I would have totally done the same thing. I'm super paranoid about things like this. I think better safe than sorry and I'm glad you and Olivia are okay!


I would have totally done the same thing! I'm super paranoid about things like this and I'm so happy you and Olivia are okay!!!

Modern Gypsy

I would have done the same thing! It's so sad that we need to be so damn cautious all the time as women, but that's the sad reality of it. Best to listen to your gut and be safe I say!

Lollipop Goldstein

I think every woman has a story like this, and I think your gut is your best tool for keeping safe. Your subconscious picks up on clues that your rational, conscious brain does not. So… I would always do what feels right over what is rational in situations like that.

Traci York

Adding my voice to the chorus of, "Me too!" Any time my gut tells me there's danger, I listen, even if I feel awkward about it. And while I agree a man probably would've plowed ahead without thinking twice, hubby and I have made a point of teaching all three of our kidlets (two girls and a boy – now 16, 19, and 21) to be aware of their surroundings at all times when out in public. I feel you can never be too careful!

Glad to hear you and your little one are okay!

Simple Life Dreamer
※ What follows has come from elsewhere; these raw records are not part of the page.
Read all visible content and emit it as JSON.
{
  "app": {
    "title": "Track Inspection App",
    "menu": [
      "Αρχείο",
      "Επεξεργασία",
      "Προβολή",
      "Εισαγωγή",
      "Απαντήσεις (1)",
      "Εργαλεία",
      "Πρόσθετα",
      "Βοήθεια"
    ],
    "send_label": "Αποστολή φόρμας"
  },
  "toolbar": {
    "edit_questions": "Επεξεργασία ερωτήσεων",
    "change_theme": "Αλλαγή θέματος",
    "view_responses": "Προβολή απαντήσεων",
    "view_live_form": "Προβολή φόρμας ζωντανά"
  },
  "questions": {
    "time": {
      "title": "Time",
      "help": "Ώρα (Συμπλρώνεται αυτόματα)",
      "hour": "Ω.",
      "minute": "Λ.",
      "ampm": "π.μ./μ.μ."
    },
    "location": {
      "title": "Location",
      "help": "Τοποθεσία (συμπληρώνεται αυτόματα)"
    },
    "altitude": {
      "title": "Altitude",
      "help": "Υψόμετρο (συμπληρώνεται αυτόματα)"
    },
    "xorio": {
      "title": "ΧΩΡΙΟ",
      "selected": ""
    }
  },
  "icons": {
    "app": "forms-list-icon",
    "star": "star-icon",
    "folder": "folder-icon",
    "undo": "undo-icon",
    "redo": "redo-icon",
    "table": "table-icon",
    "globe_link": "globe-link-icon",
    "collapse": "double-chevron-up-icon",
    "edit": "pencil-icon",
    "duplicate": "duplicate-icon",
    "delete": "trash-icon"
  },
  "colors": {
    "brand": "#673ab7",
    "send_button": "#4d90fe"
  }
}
completely agree with everyone above, we have gut instincts for a very real reason!! Glad nothing happened. 🙂

Kami Singh-Gocool

Better safe than sorry I always say, you should never doubt yourself or instincts! Not in this day and age anyway.

Callie K

I completely agree with every one above as well. Although I don't have children, I am always super cautious when I'm walking, hiking, jogging alone. Although I do have my CCW, and am usually carrying, I don't WANT to have to use it.


I would've felt the same. You're not alone in those thoughts!


I probably should be more careful when I'm walking around, but my heart definitely beats faster when I am not with anyone and there is a stranger nearby! It's hard to not have stories of other tragedies in mind when we're alone…


Trust your Spidey sense! You may feel crazy, but better crazy than something far worse. I am super paranoid when it comes to walking paths or if I feel I am being followed in any way. We live in a crap world where bad things happen, and they are more likely to happen if you aren't aware of your surroundings and paying attention. I hate that when I'm in a parking lot or parking garage, I have my keys in my hand and lock the doors as soon as I get in…justincase. But better to seem overly cautious than to… Read more »


I don't think you were being paranoid. I would have made the same decision! I have become even more aware/sensitive since having kids. Having the responsibility to keep them safe takes it up a notch! I also keep my keys next to my bed when my husband is away overnight – I read a tip about doing this in case of a break-in. You can hit the panic button on your key fob to set off the alarm on your car to attract your neighbors' attention.